What I thought was the story, the rise and fall of a ghost town in the Hanging Rock Iron Region, turned out to be much more, an expansive search and understanding of our geographic history.

My unquenchable thirst for the truth revealed an unbelievable, historical domino effect.

As I’d learn, Moonville may have been a product of the same theme of unintended consequences.


How, perhaps, did one man unwittingly transform the United States?

Samuel Coe, new to southeastern Ohio, wanted his Zaleski Forest farm to provide for his wife and three children. But his land’s coal and clay got in the way, so a lucrative deal with a railroad company, so he thought, would solve everything.

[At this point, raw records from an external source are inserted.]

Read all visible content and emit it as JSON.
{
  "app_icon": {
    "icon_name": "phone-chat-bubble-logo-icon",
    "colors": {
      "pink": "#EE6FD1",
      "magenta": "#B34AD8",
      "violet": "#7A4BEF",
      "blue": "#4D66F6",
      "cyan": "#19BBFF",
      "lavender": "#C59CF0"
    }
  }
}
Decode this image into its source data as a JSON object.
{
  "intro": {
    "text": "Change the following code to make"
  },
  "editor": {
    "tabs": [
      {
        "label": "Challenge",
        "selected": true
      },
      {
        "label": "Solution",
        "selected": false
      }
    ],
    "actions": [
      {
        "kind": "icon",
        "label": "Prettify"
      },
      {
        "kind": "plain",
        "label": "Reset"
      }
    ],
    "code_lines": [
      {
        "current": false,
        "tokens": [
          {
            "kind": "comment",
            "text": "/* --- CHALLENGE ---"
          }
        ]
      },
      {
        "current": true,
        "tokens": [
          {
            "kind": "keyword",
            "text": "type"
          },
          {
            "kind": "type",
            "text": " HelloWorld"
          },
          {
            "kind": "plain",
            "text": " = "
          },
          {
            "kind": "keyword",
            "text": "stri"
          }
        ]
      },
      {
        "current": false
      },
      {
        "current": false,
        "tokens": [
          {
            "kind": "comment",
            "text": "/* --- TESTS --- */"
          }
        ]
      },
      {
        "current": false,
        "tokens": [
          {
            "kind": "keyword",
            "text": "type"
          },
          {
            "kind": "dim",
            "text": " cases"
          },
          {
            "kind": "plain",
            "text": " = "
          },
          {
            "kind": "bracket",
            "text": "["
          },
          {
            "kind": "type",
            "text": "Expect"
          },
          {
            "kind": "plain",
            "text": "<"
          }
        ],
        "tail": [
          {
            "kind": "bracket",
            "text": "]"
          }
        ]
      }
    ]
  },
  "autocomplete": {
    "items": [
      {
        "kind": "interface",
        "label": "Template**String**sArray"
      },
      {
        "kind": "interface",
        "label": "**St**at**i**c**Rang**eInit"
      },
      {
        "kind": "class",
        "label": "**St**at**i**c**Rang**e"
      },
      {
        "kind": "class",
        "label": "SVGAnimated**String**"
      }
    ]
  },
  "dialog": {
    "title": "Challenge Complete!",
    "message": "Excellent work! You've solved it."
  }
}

Suddenly, with the addition of a rail line through the area, towns like Moonville sprung up like iron ore being mined to the surface. Iron furnaces were being built everywhere in the region, and with rail traffic increasing, demand for the area’s resources grew as well.

Then came the nation’s Civil War. Hanging Rock iron makers provided resources during the war for canons and other military equipment, according to the Ohio Historical Markers Committee.

And who used such equipment? The Union Army, the one Samuel’s brother Wellington may have served under in the Ohio 30th infantry, which won the Civil War and dramatically changed our nation’s history.

By the early 1900s, coal mines around Moonville were drying up. The war was over, the mines began to close, and the industry demand lessened significantly, according to OES.

Hope Furnace had been closed since 1874, and by 1916 the Hanging Rock Iron Region industry was dead.

Samuel Coe died in 1883, never knowing that soon, the village of Moonville he created through his farm, would reach its end.

The last family moved away in 1947. Only the tunnel, cemetery and the occasional ghost story remain.

If a ghost town disappears in the forest, does it make a sound?

The history lies somewhere deep in Zaleski Forest. With nothing else left, perhaps it exists mainly in our fantasies.

I’ll return someday for a third trip to the Moonville tunnel, and maybe I’ll even see a ghost or two.

The darkness of the tunnel surrounded me, even with up daylight ahead. I thought I had figured the story out, when in reality the mystery had its grips on me the whole time.

In that sense, Moonville truly is haunted.

This trip, a cold, February journey into the forest, I walked back out the tunnel as the darkness hastily settled over Vinton County. A now-filled creek forced me through the forest towards Moonville, as if I were heading home after a long day at the furnace.

Trudging through the path alongside Raccoon Creek, I noticed footsteps lying below me in the mud.

Either they belonged to fellow tourists, or a tired villager on his way back from the mines.

Even in daylight, the tunnel's darkness encompasses its path. Photo by Lauren Schneider